Your objective:
Retype the whole listing, please, keeping every line exact and dropping the pictures.

■ ■ ■ ■ ■

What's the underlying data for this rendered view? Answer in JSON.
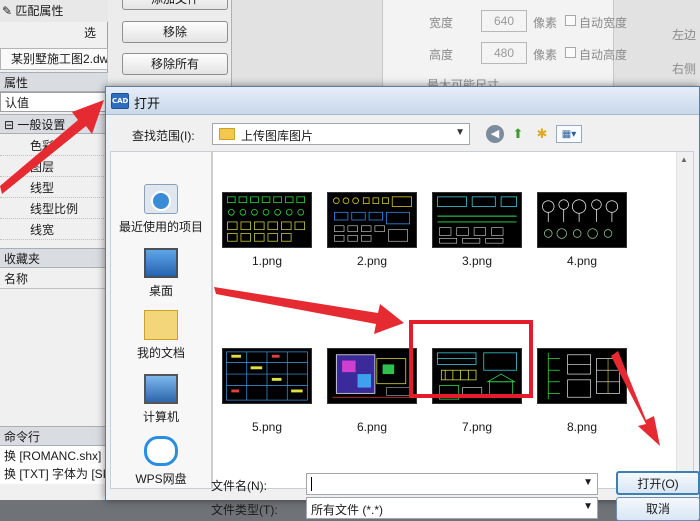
{
  "background_app": {
    "top_label": "匹配属性",
    "top_label_right": "选",
    "tab": "某别墅施工图2.dw",
    "section_properties": "属性",
    "default_value": "认值",
    "general_settings": "一般设置",
    "props": [
      "色彩",
      "图层",
      "线型",
      "线型比例",
      "线宽"
    ],
    "favorites": "收藏夹",
    "name": "名称",
    "command_line": "命令行",
    "cmd_lines": [
      "换 [ROMANC.shx]",
      "换 [TXT] 字体为 [SI"
    ],
    "buttons": [
      "添加文件",
      "移除",
      "移除所有"
    ],
    "width_label": "宽度",
    "width_value": "640",
    "height_label": "高度",
    "height_value": "480",
    "pixel_unit": "像素",
    "auto_width": "自动宽度",
    "auto_height": "自动高度",
    "max_size": "最大可能尺寸",
    "right_labels": [
      "左边",
      "右侧"
    ]
  },
  "dialog": {
    "title": "打开",
    "app_icon_text": "CAD",
    "lookin_label": "查找范围(I):",
    "lookin_value": "上传图库图片",
    "places": [
      "最近使用的项目",
      "桌面",
      "我的文档",
      "计算机",
      "WPS网盘"
    ],
    "files": [
      "1.png",
      "2.png",
      "3.png",
      "4.png",
      "5.png",
      "6.png",
      "7.png",
      "8.png"
    ],
    "filename_label": "文件名(N):",
    "filename_value": "",
    "filetype_label": "文件类型(T):",
    "filetype_value": "所有文件 (*.*)",
    "open_button": "打开(O)",
    "cancel_button": "取消"
  },
  "colors": {
    "highlight": "#e81b2b",
    "arrow": "#e52a32"
  }
}
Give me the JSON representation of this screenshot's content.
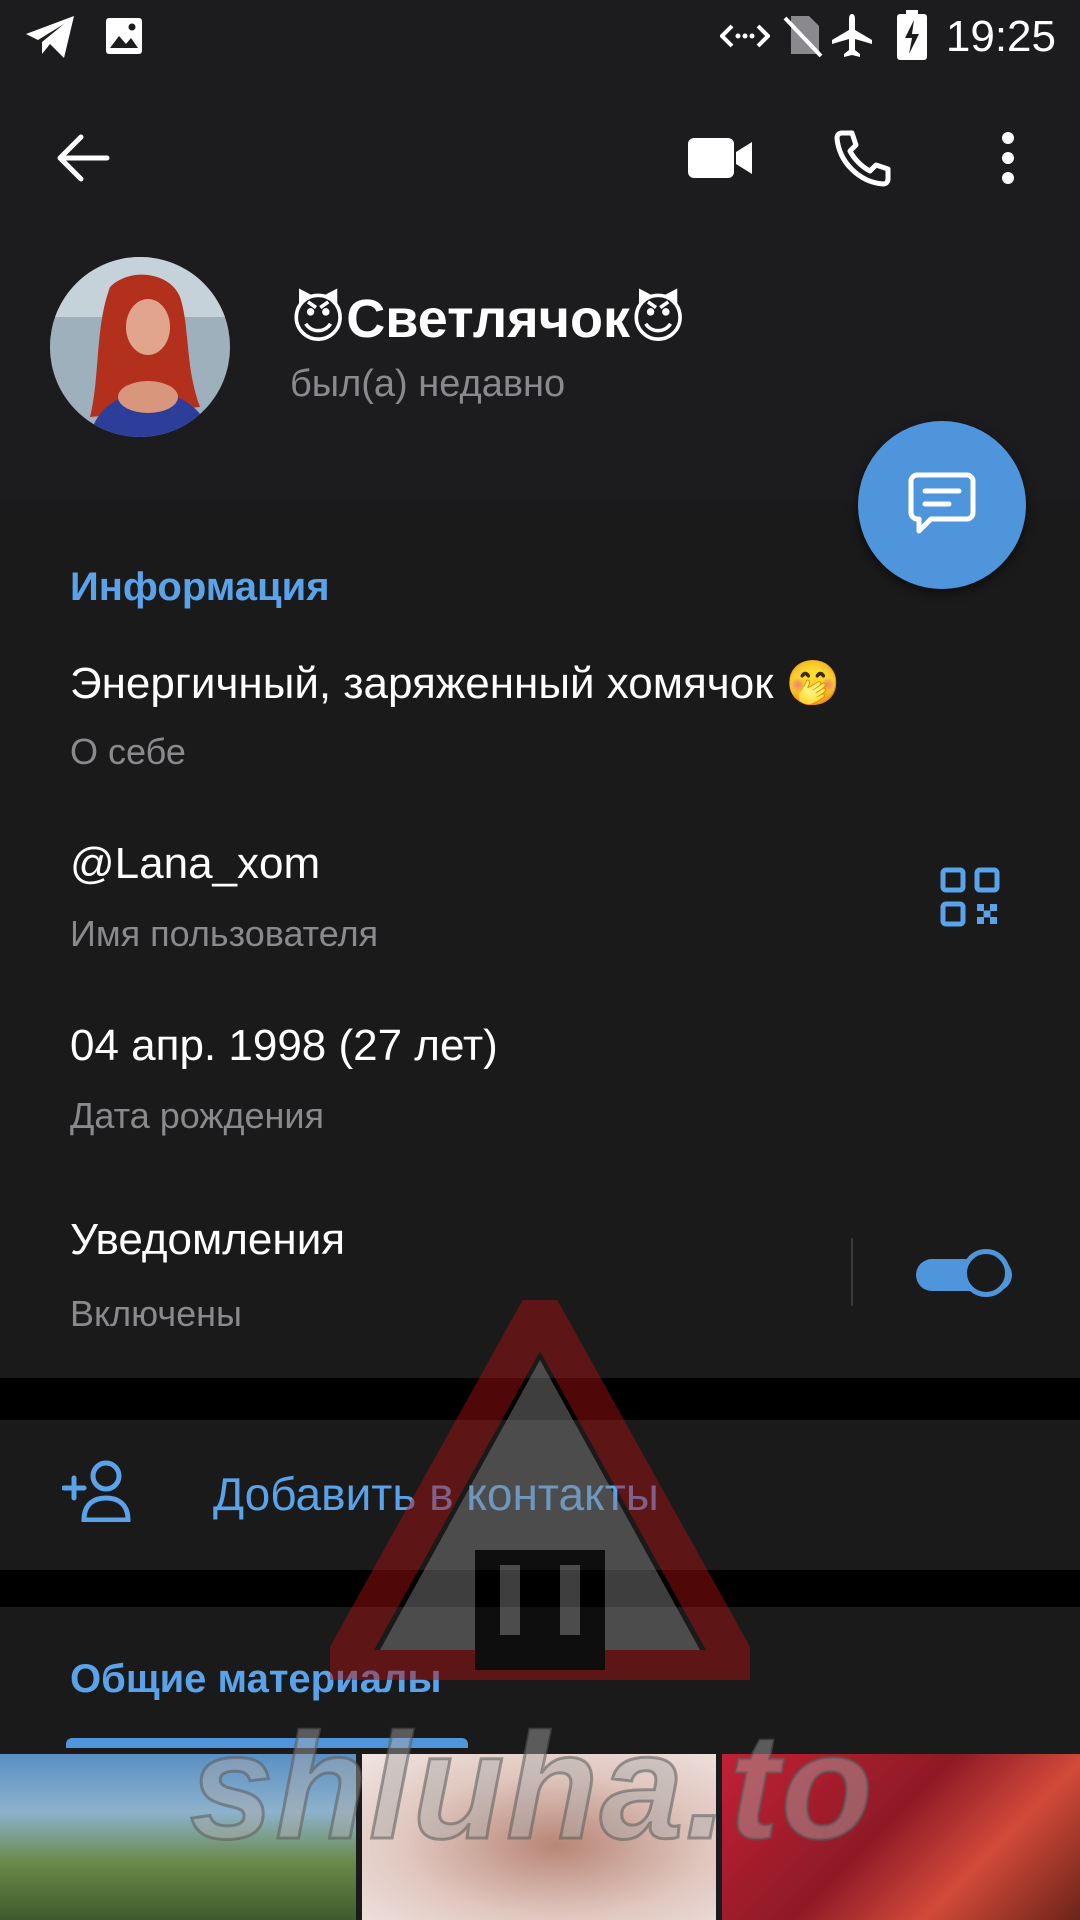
{
  "status_bar": {
    "time": "19:25",
    "left_icons": [
      "telegram-icon",
      "image-icon"
    ],
    "right_icons": [
      "data-saver-icon",
      "no-sim-icon",
      "airplane-mode-icon",
      "battery-charging-icon"
    ]
  },
  "app_bar": {
    "back_icon": "back-arrow-icon",
    "actions": [
      "video-call-icon",
      "phone-icon",
      "more-vert-icon"
    ]
  },
  "profile": {
    "name": "😈Светлячок😈",
    "last_seen": "был(а) недавно"
  },
  "fab_icon": "message-icon",
  "info_section": {
    "title": "Информация",
    "bio": {
      "value": "Энергичный, заряженный хомячок 🤭",
      "label": "О себе"
    },
    "username": {
      "value": "@Lana_xom",
      "label": "Имя пользователя",
      "icon": "qr-code-icon"
    },
    "birthday": {
      "value": "04 апр. 1998 (27 лет)",
      "label": "Дата рождения"
    },
    "notifications": {
      "value": "Уведомления",
      "label": "Включены",
      "enabled": true
    }
  },
  "add_contact": {
    "label": "Добавить в контакты",
    "icon": "add-person-icon"
  },
  "shared_media": {
    "title": "Общие материалы"
  },
  "watermark": {
    "text": "shluha.to"
  },
  "colors": {
    "accent": "#5aa3ea",
    "fab": "#4f95db",
    "background": "#1a1a1a",
    "header": "#1c1c1e"
  }
}
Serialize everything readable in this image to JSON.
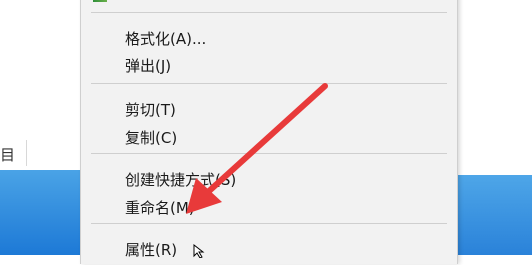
{
  "background": {
    "explorer_partial_text": "目"
  },
  "context_menu": {
    "items": [
      {
        "label": "格式化(A)..."
      },
      {
        "label": "弹出(J)"
      },
      {
        "label": "剪切(T)"
      },
      {
        "label": "复制(C)"
      },
      {
        "label": "创建快捷方式(S)"
      },
      {
        "label": "重命名(M)"
      },
      {
        "label": "属性(R)"
      }
    ]
  },
  "colors": {
    "menu_background": "#f2f2f2",
    "annotation_arrow": "#e83a3a",
    "desktop_blue": "#1d79d6"
  },
  "icons": {
    "top_item_icon": "drive-icon",
    "annotation": "red-arrow-icon",
    "pointer": "mouse-cursor-icon"
  }
}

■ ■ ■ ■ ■

Exercise output:
What's the underlying data for this rendered view? Answer in JSON.
{
  "background_app": {
    "top_label": "匹配属性",
    "top_label_right": "选",
    "tab": "某别墅施工图2.dw",
    "section_properties": "属性",
    "default_value": "认值",
    "general_settings": "一般设置",
    "props": [
      "色彩",
      "图层",
      "线型",
      "线型比例",
      "线宽"
    ],
    "favorites": "收藏夹",
    "name": "名称",
    "command_line": "命令行",
    "cmd_lines": [
      "换 [ROMANC.shx]",
      "换 [TXT] 字体为 [SI"
    ],
    "buttons": [
      "添加文件",
      "移除",
      "移除所有"
    ],
    "width_label": "宽度",
    "width_value": "640",
    "height_label": "高度",
    "height_value": "480",
    "pixel_unit": "像素",
    "auto_width": "自动宽度",
    "auto_height": "自动高度",
    "max_size": "最大可能尺寸",
    "right_labels": [
      "左边",
      "右侧"
    ]
  },
  "dialog": {
    "title": "打开",
    "app_icon_text": "CAD",
    "lookin_label": "查找范围(I):",
    "lookin_value": "上传图库图片",
    "places": [
      "最近使用的项目",
      "桌面",
      "我的文档",
      "计算机",
      "WPS网盘"
    ],
    "files": [
      "1.png",
      "2.png",
      "3.png",
      "4.png",
      "5.png",
      "6.png",
      "7.png",
      "8.png"
    ],
    "filename_label": "文件名(N):",
    "filename_value": "",
    "filetype_label": "文件类型(T):",
    "filetype_value": "所有文件 (*.*)",
    "open_button": "打开(O)",
    "cancel_button": "取消"
  },
  "colors": {
    "highlight": "#e81b2b",
    "arrow": "#e52a32"
  }
}
Give me the JSON representation of this screenshot's content.
{
  "status_bar": {
    "time": "19:25",
    "left_icons": [
      "telegram-icon",
      "image-icon"
    ],
    "right_icons": [
      "data-saver-icon",
      "no-sim-icon",
      "airplane-mode-icon",
      "battery-charging-icon"
    ]
  },
  "app_bar": {
    "back_icon": "back-arrow-icon",
    "actions": [
      "video-call-icon",
      "phone-icon",
      "more-vert-icon"
    ]
  },
  "profile": {
    "name": "😈Светлячок😈",
    "last_seen": "был(а) недавно"
  },
  "fab_icon": "message-icon",
  "info_section": {
    "title": "Информация",
    "bio": {
      "value": "Энергичный, заряженный хомячок 🤭",
      "label": "О себе"
    },
    "username": {
      "value": "@Lana_xom",
      "label": "Имя пользователя",
      "icon": "qr-code-icon"
    },
    "birthday": {
      "value": "04 апр. 1998 (27 лет)",
      "label": "Дата рождения"
    },
    "notifications": {
      "value": "Уведомления",
      "label": "Включены",
      "enabled": true
    }
  },
  "add_contact": {
    "label": "Добавить в контакты",
    "icon": "add-person-icon"
  },
  "shared_media": {
    "title": "Общие материалы"
  },
  "watermark": {
    "text": "shluha.to"
  },
  "colors": {
    "accent": "#5aa3ea",
    "fab": "#4f95db",
    "background": "#1a1a1a",
    "header": "#1c1c1e"
  }
}
Serialize everything readable in this image to JSON.
{
  "background": {
    "explorer_partial_text": "目"
  },
  "context_menu": {
    "items": [
      {
        "label": "格式化(A)..."
      },
      {
        "label": "弹出(J)"
      },
      {
        "label": "剪切(T)"
      },
      {
        "label": "复制(C)"
      },
      {
        "label": "创建快捷方式(S)"
      },
      {
        "label": "重命名(M)"
      },
      {
        "label": "属性(R)"
      }
    ]
  },
  "colors": {
    "menu_background": "#f2f2f2",
    "annotation_arrow": "#e83a3a",
    "desktop_blue": "#1d79d6"
  },
  "icons": {
    "top_item_icon": "drive-icon",
    "annotation": "red-arrow-icon",
    "pointer": "mouse-cursor-icon"
  }
}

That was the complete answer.